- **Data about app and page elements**

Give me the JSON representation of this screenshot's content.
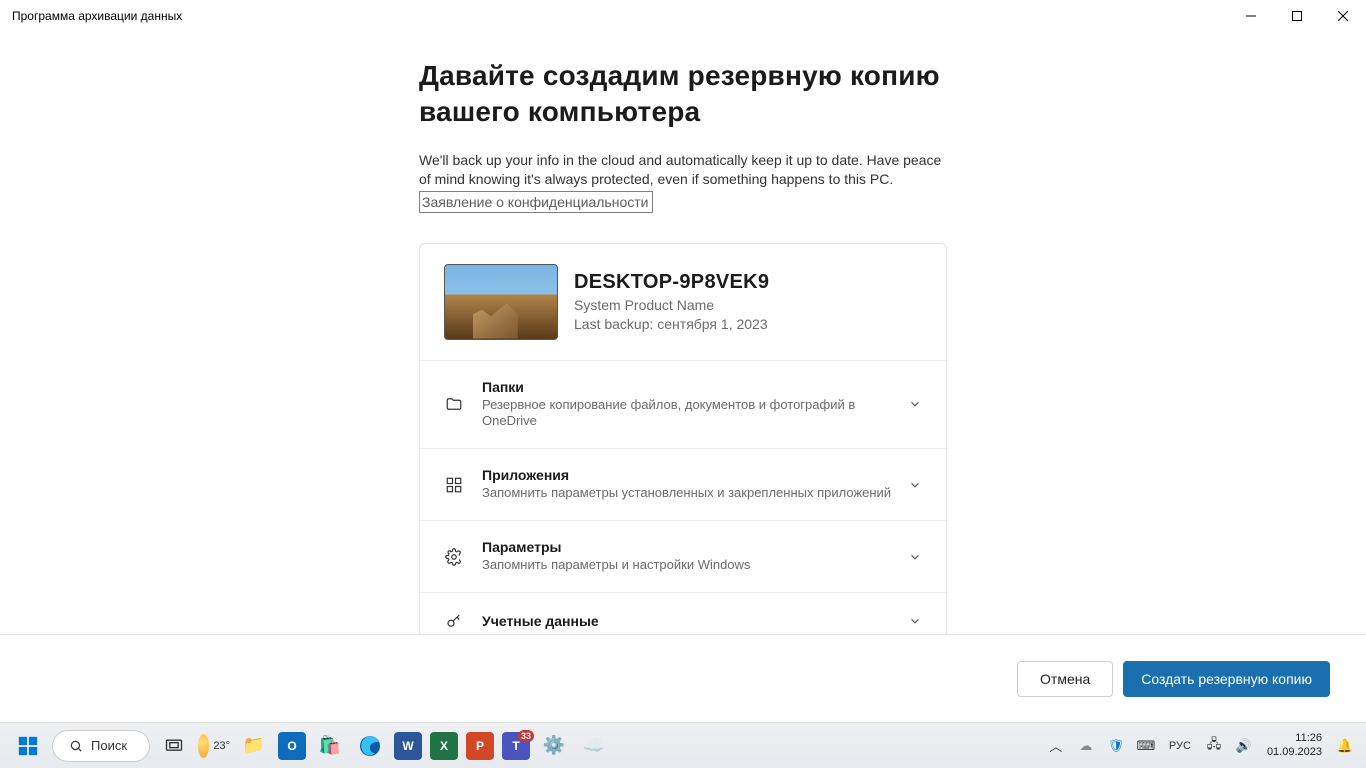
{
  "window": {
    "title": "Программа архивации данных"
  },
  "main": {
    "heading": "Давайте создадим резервную копию вашего компьютера",
    "description": "We'll back up your info in the cloud and automatically keep it up to date. Have peace of mind knowing it's always protected, even if something happens to this PC.",
    "privacy_link": "Заявление о конфиденциальности"
  },
  "device": {
    "name": "DESKTOP-9P8VEK9",
    "product": "System Product Name",
    "last_backup": "Last backup: сентября 1, 2023"
  },
  "options": [
    {
      "icon": "folder-icon",
      "title": "Папки",
      "subtitle": "Резервное копирование файлов, документов и фотографий в OneDrive"
    },
    {
      "icon": "apps-icon",
      "title": "Приложения",
      "subtitle": "Запомнить параметры установленных и закрепленных приложений"
    },
    {
      "icon": "gear-icon",
      "title": "Параметры",
      "subtitle": "Запомнить параметры и настройки Windows"
    },
    {
      "icon": "key-icon",
      "title": "Учетные данные",
      "subtitle": ""
    }
  ],
  "footer": {
    "cancel": "Отмена",
    "primary": "Создать резервную копию"
  },
  "taskbar": {
    "search_label": "Поиск",
    "weather_temp": "23°",
    "teams_badge": "33",
    "language": "РУС",
    "time": "11:26",
    "date": "01.09.2023"
  }
}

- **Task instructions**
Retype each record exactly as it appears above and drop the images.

- **Written answer**
Give me the JSON representation of this screenshot's content.
{
  "window": {
    "title": "Программа архивации данных"
  },
  "main": {
    "heading": "Давайте создадим резервную копию вашего компьютера",
    "description": "We'll back up your info in the cloud and automatically keep it up to date. Have peace of mind knowing it's always protected, even if something happens to this PC.",
    "privacy_link": "Заявление о конфиденциальности"
  },
  "device": {
    "name": "DESKTOP-9P8VEK9",
    "product": "System Product Name",
    "last_backup": "Last backup: сентября 1, 2023"
  },
  "options": [
    {
      "icon": "folder-icon",
      "title": "Папки",
      "subtitle": "Резервное копирование файлов, документов и фотографий в OneDrive"
    },
    {
      "icon": "apps-icon",
      "title": "Приложения",
      "subtitle": "Запомнить параметры установленных и закрепленных приложений"
    },
    {
      "icon": "gear-icon",
      "title": "Параметры",
      "subtitle": "Запомнить параметры и настройки Windows"
    },
    {
      "icon": "key-icon",
      "title": "Учетные данные",
      "subtitle": ""
    }
  ],
  "footer": {
    "cancel": "Отмена",
    "primary": "Создать резервную копию"
  },
  "taskbar": {
    "search_label": "Поиск",
    "weather_temp": "23°",
    "teams_badge": "33",
    "language": "РУС",
    "time": "11:26",
    "date": "01.09.2023"
  }
}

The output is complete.